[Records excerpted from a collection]
++++++++++

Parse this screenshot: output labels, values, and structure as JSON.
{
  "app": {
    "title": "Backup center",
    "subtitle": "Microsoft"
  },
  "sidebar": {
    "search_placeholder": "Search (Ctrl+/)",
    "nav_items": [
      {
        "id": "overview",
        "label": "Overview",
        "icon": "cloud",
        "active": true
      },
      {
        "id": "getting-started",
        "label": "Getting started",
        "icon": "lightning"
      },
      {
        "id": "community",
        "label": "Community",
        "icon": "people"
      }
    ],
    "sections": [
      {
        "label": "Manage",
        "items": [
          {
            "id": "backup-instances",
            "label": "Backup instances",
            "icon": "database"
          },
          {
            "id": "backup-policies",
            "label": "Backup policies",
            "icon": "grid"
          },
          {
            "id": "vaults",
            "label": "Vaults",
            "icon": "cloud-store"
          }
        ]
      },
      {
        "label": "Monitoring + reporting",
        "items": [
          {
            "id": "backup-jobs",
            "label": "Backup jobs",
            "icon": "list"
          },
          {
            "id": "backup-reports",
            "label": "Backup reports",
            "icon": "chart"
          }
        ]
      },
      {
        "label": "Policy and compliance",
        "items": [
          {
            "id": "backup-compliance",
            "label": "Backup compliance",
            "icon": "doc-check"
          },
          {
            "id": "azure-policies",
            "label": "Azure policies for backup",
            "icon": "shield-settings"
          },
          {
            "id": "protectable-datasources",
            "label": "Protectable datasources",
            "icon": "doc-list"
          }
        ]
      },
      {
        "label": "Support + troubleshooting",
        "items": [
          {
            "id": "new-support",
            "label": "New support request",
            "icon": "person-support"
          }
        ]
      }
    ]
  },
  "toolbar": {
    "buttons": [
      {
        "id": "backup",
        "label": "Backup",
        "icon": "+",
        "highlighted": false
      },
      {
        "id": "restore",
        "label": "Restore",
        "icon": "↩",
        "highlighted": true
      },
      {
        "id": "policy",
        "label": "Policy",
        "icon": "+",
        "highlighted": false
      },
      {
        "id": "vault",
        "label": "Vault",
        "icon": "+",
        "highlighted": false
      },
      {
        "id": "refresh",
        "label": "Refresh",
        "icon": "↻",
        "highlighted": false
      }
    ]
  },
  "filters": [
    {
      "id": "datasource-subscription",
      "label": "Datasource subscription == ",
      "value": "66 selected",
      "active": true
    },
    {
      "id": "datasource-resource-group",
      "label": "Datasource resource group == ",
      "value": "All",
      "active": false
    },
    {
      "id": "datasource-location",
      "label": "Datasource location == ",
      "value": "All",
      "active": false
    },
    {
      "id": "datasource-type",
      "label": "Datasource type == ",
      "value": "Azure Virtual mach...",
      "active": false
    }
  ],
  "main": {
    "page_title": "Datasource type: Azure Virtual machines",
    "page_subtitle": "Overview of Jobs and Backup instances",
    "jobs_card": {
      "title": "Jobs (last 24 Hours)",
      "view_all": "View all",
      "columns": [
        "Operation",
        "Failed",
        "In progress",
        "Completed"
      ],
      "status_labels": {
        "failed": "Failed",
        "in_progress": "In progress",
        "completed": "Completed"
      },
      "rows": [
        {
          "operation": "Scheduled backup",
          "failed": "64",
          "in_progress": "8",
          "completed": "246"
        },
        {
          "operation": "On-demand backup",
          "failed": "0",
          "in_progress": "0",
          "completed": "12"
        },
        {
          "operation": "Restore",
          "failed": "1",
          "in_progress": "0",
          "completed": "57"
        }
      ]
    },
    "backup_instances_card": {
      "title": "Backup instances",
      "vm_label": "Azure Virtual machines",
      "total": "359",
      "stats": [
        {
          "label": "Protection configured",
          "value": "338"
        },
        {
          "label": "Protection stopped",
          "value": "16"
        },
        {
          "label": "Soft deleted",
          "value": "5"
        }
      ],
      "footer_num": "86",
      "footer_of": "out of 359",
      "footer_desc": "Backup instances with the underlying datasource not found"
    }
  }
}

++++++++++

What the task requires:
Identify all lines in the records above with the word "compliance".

Written solution:
        "label": "Policy and compliance",
            "id": "backup-compliance",
            "label": "Backup compliance",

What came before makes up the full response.